## [WHAT IS BEING ASKED]
Each line of the data below that includes the string "title" must be copied.
§ §
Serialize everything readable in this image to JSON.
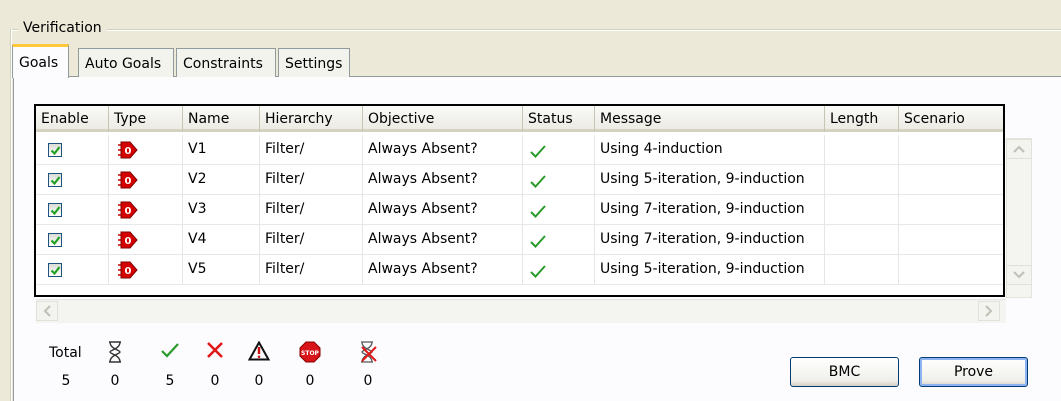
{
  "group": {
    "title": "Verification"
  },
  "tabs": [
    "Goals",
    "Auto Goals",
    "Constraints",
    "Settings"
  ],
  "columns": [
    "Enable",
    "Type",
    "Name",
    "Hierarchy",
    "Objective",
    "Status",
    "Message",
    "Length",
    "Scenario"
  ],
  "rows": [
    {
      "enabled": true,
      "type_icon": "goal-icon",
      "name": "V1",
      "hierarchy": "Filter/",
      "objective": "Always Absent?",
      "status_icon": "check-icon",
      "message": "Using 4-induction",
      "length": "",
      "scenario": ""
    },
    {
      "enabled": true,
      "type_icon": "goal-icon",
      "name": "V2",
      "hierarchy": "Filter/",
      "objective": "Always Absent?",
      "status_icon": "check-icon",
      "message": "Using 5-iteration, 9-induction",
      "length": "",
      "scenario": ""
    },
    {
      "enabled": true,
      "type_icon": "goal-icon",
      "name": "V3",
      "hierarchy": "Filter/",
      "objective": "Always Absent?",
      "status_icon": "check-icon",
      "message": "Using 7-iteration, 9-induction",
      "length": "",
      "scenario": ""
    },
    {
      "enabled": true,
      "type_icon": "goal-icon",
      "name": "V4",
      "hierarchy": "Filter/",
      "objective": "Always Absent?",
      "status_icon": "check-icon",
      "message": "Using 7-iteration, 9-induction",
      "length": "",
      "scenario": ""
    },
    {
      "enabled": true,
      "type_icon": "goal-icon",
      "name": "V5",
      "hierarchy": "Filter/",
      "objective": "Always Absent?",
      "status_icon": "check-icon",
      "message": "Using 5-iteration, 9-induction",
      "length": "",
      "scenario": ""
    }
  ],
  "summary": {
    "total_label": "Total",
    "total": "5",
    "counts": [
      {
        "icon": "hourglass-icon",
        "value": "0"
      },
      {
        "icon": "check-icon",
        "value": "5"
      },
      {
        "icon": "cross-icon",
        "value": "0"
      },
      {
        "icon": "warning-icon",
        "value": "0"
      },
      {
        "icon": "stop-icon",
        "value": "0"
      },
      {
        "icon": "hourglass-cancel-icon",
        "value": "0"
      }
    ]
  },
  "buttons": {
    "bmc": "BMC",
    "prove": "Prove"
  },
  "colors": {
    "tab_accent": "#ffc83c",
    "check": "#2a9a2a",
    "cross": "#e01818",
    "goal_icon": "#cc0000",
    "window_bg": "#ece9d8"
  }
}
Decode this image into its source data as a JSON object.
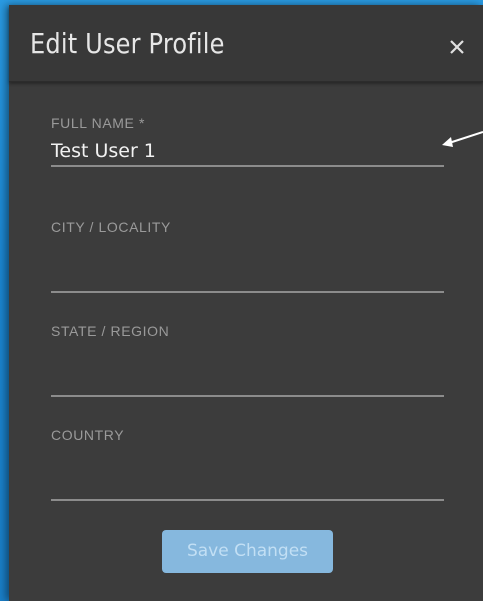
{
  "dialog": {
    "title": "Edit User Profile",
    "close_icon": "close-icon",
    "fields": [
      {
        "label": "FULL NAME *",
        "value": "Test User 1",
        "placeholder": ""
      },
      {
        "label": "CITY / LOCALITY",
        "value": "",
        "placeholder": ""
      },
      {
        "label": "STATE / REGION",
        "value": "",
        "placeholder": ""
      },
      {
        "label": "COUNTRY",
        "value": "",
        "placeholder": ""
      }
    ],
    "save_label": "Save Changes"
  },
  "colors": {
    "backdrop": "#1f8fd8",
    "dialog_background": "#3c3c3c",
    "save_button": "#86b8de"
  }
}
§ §
## [ANSWER BOX]
    "title": "Verification"
    "title": "Edit User Profile",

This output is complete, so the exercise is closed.